Five Elements of the Hand
The fingers also correspond to the Five Elements, as well as emotions and the major organs.
- Thumb represents Earth, the stomach and the emotions of Worry and Meditation.
- Index finger represents Metal, the lungs, large intestine and the emotions of Grief and Courage
- The middle finger is Fire, the heart, small intestine, circulatory and respiratory systems, and the emotions of Joy and Mani.
- The ring finger is the element wood, liver, gall bladder, nervous system and the emotion of anger.
- The little finger is the element water, the kidneys and fear.
Mudras can be practiced seated, standing, lying down or walking. The body needs to be loose, relaxed and cantered to connect with the flow of energy. When fingers touch, use a light pressure with hands relaxed. Just exert a bit of pressure to feel the energy of your hands.
Some Important Mudras
I have another post about some of the meanings of Mudras, so stay tuned. It will be a review of some common Buddhist and Hindu mudras and how they might be helpful in your yoga and meditation practice.
- Dhyani Mudra Gesture of Meditation
- Vitarka Mudra Gesture of Teaching
- Dharmachakra Mudra Turning the Wheel of Dhamma
- Bhumisparsha Mudra Gesture of Touching Earth – Enlightenment
- Abhaya Mudra Gesture of Fearlessness/Protection
- Varada Mudra Gesture of Granting Wishes
- Uttarabodhi Mudra Gesture of Supreme Enlightenment
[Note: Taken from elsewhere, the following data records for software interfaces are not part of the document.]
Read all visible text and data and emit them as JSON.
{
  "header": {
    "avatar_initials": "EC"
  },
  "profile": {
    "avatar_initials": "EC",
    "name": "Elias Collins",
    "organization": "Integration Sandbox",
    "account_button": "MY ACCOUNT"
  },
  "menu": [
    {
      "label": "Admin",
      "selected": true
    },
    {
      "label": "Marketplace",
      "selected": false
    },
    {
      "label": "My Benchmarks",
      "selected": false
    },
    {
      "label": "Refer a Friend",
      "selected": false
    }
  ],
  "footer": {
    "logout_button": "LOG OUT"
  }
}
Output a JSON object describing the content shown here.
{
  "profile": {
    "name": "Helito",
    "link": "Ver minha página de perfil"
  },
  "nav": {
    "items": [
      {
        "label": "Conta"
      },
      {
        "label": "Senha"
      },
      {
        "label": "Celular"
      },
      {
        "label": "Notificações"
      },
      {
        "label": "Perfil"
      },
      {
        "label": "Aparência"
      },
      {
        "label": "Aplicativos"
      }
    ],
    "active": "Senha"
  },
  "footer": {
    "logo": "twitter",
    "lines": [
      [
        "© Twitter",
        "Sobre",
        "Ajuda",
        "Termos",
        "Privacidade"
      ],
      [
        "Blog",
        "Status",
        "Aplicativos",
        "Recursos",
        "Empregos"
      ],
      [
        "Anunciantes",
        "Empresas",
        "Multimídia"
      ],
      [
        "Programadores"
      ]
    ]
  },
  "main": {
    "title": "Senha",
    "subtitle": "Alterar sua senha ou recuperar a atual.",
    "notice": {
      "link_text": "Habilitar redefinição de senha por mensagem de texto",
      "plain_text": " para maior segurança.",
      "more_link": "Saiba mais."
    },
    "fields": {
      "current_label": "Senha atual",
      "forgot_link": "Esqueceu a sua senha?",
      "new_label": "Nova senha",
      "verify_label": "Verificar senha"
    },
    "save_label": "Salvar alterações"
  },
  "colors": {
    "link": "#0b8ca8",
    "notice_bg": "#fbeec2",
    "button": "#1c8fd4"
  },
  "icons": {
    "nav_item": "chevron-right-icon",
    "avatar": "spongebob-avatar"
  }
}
- Anjali Mudra Gesture of Greeting and Veneration
- Vajrapradama Mudra Gesture of Unshakable Confidence
- Maha Mudra Gesture of Supreme Wisdom